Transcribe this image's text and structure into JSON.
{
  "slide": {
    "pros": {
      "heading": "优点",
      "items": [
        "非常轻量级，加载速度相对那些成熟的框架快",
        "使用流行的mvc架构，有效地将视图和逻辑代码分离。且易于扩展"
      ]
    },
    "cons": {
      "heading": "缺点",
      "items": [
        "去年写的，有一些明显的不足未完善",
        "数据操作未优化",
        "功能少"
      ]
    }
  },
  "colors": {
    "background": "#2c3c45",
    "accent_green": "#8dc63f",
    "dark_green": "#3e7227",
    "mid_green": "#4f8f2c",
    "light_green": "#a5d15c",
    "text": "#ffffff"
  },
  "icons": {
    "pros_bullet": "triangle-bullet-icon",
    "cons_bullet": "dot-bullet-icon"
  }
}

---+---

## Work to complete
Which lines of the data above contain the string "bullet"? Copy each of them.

## Result of this task
    "pros_bullet": "triangle-bullet-icon",
    "cons_bullet": "dot-bullet-icon"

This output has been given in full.